Looks like Groovy is going to loose its steam.
Two reasons: tooling and governance.
Tooling is a critical element as the code base and number of involved engineers increase. Refactoring in a single code base which involves a dynamic language and dozens or hundreds of engineers may lead to hairy situations. When you change a public library API in Java your tool will let you know where is the effected code, update the references for you and will let you know if a contract is getting broken. Tests should locate problems created by refactoring, but:
- Groovy engineers (and not only them) are sometimes too cool to do a 100% code test coverage.
- Even a 100% test coverage can not guarantee that there are no bugs, it can only confirm that the test code didn't find bugs.
public int getProductID();to:
public ProductID getProductID();
So if you have a method in your Groovy shopping chart that gets a productId and compares it to a local product id it will not break the code. I.e., no method names where changed and the compare with int and object will simply return false. If the method is rarely used and not tested, or tested only in a way that supposed to return false then you won't find it before your user, and they always find these things.

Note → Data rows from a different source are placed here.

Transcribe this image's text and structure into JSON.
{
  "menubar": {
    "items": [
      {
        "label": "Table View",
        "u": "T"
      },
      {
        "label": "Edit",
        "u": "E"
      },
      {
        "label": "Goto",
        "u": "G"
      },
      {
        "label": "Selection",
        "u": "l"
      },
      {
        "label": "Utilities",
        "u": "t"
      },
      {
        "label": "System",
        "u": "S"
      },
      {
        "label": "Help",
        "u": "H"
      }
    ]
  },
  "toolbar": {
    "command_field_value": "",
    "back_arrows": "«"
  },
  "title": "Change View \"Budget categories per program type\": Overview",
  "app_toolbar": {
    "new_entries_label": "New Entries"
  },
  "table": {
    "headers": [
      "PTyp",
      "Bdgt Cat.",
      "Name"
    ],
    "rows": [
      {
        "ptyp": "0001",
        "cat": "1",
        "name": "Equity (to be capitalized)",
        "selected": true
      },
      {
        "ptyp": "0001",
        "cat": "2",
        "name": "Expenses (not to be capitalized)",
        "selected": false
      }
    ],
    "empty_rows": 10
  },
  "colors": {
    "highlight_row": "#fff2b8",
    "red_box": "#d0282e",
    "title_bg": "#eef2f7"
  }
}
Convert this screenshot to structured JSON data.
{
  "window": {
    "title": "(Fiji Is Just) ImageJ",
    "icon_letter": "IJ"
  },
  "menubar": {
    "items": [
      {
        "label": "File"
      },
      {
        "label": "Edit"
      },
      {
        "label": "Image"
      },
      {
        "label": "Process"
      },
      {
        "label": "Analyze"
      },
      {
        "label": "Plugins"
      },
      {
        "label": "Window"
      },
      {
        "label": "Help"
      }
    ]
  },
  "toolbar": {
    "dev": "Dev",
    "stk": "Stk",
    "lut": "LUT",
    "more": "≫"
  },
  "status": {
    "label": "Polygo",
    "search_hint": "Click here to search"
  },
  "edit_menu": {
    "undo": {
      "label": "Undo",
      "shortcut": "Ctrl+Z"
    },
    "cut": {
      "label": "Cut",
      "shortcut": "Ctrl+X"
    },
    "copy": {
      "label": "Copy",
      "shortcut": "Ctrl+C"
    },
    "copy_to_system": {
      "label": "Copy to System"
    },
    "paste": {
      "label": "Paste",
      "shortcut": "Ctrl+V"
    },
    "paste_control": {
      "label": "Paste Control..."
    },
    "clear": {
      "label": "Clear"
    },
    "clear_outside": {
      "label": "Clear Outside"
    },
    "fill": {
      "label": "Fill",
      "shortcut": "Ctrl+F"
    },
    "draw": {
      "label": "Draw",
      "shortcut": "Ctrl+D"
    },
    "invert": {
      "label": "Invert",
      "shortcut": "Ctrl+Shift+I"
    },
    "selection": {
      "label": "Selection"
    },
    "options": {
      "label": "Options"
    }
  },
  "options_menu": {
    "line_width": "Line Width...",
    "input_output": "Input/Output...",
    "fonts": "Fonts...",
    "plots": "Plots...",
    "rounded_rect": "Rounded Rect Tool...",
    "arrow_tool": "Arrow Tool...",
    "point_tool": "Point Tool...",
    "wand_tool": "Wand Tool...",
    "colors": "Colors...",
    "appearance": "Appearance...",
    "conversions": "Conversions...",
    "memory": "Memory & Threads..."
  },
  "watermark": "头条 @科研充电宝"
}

Prime large scale products can not afford this.
Most of the claims I heard for having dynamic typing is for cleaner and smaller code. Yes, you may have strong typing in Groovy if you wish, but then your back to ugly Java code. With the amazingly comfortable type inference in Scala, you enjoy both words.
The second reason is governance. Both Groovy and Scala are still in the youth where the Cathedral model is the only way for them to react fast and efficiently enough to feedback from the market. Unfortunately Groovy is JSRd. On its face it looks good, hey - what's wrong with Democracy? Well, it appears that its not the best way to run an engineering project and in some case it locks the product in infinite politics games and narrow interests of the few in charge.